As dawn broke the American bombardment resumed as the Japanese defense was stiffer than expected. 16-inch shells should solve that problem.
Japanese planes made a counterattack, damaging some ships in the area. General Quarters and air raid sirens echoed around the fleet, making it almost impossible to get any sleep.
The Marines advance and the naval bombardment continues. The noise must have been deafening; day after day a constant barrage of artillery, rockets, aircraft, and machine gun fire.
Mullins saw first hand, the horror of this battle. The body of a sailor floated past his craft; it was missing limbs and had a lung exposed. A boat was sent out to collect dog tags.
While cleaning a 20 mm cannon, a TBF Avenger was shot down near Mullins’ ship; he saw two men bail out, but it was too low for their parachutes to deploy.
Finally, an LVT came back to the tank deck of the LST. Onboard was a shell-shocked Marine, not sure of his surroundings and terrified.
The LST beached on Iwo, opened its bow doors and prepared to unload ammunition and equipment. Mullins went ashore and stood guard. The Japanese had been counterattacking in the area, and they needed to prevent a boarding. Overnight, mortar shells began landing around their position.
At first, they dug in, hoping to wait it out. The firing steadily increased until the Marine unloading party pulled out. As Mullins was making his way back on board, he saw two Marines nearby shot by snipers. The LST closed its doors, and no one was allowed above deck. They were a stationary target, and Japanese artillery was still able to lob shells at them. The mortar bombardment lasted all night.
On the 28th Mullins went ashore and saw for himself what the naval bombardment had done to the Japanese positions. He describes the horrific stench of death permeating the entire island, with bodies everywhere he looked. He found souvenirs to take home.
When he returned to his ship, they moved out to act as a guard for the rest of the fleet. Unfortunately, while moving into position a 5-inch cannon shell tore through the starboard hull. It was fired by an American ship. The shell took out the generator providing power to their Anti-Aircraft gun turrets, which now had to be operated manually. Amazingly, no one was injured in the accident.

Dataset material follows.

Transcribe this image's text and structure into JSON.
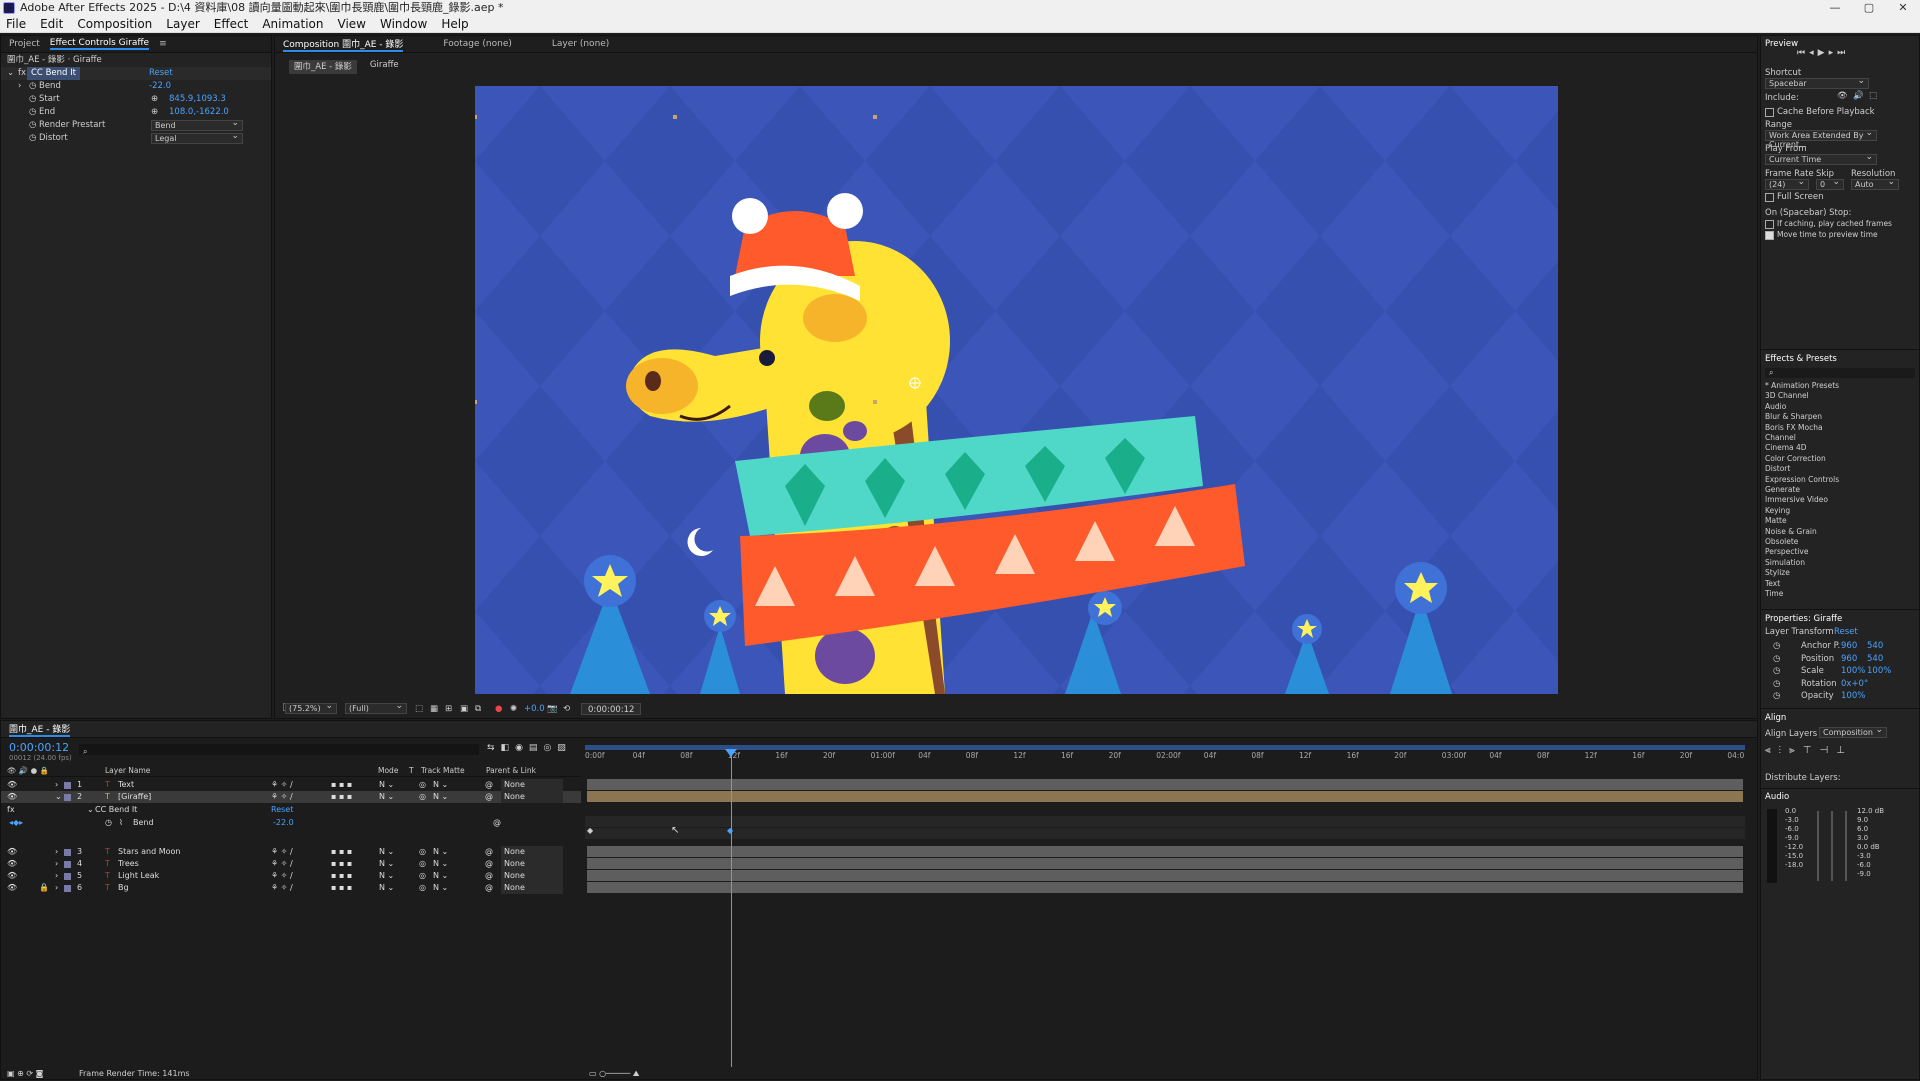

The battle had finally started to wind down. Japanese counterattacks were still occurring, but constant naval and aerial bombardment was pushing them farther and farther back. Mullins’ LST continued supporting operations by ferrying supplies and wounded back and forth. By the 3rd they were one of the few ships left from the original invasion fleet. Despite the constant shelling, shrapnel, and friendly fire, his ship had survived and was able to operate effectively.
Allied aircraft started using the island. Float planes tied up along an artificial dock, and bombers landed on the airfield. At last, the almost nightly air raid sirens stopped, and the crews were able to get some sleep. The operation was completed.
After the Island had been declared fully secure, the LSTs began ferrying Marines onto US Army Transports. Mullins’ final entry is simply “March-18th!”
The horror of Iwo Jima was over, and preparations began for the next assault.
Stories like this fill the gaps in our historical narrative. The American Marines and Japanese Soldiers who fought for Iwo Jima are part of the story; behind them were thousands of support troops, sailors, and airmen. These men made up the majority of those who served in the war, but their stories are too often forgotten.
With Veteran’s Day or Remembrance day just past, we should take a moment to be thankful that such men served.